US flat-rolled steel prices crept down last week as mills continued to battle for market share against a backdrop of increasingly aggressive import offerings. Domestic steelmakers in the U.S. slashed prices in February to cope with a flood of imports juiced by the strong dollar, a move that will pressure their profit margins and reduce costs for buyers of steel, including auto makers.
Imports rose 33% in January compared with the year before, according to figures released Wednesday by the American Iron and Steel Institute, reaching 3.85 million tons, compared with 2.9 million tons a year earlier. The jump in imports comes as oil and gas drillers cancel orders for steel pipe, underscoring the resilience of overall U.S. demand compared with other markets.
When the market ultimately hits bottom, it’s unlikely to bounce back quickly due to low global prices, analyst Timna Tanners of Bank of America Merrill Lynch Global Research said in a research note Wednesday. “While a price bottom could be near as imports wane and domestic mill lead times stabilize, global oversupply likely keeps prices in check with foreign mills anxious to ship to the US,” she said.
To stem that import tide, steelmakers with major U.S. operations such as ArcelorMittal, U.S. Steel Corp. and Nucor Corp. have cut prices in the past few weeks, according to steel distributors who buy from them. The benchmark hot-rolled coil index is down 17% since the start of the year, to around $500 a ton, its lowest level since August 2009.
The lower steel prices are good news for makers of cars and car parts, construction companies and other major buyers of steel. Ford Motor Co. said it was “starting to see good news” on commodities when it reported earnings last month.
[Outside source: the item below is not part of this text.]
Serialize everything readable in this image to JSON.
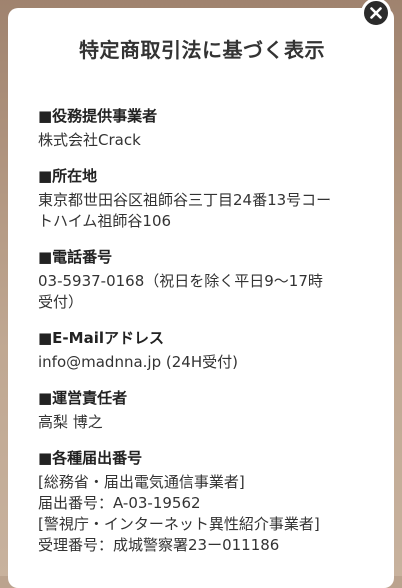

Steel industry insiders don’t expect prices to recover until May at the earliest. “You’ve got the flood in imports, a fall in iron ore and scrap prices, and the domestic steel service centers are over-inventoried,” said John Packard, publisher of Steel Market Update, an industry newsletter. “Prices will recover in May if we see imports shrinking and we see domestic service centers reducing their inventories.”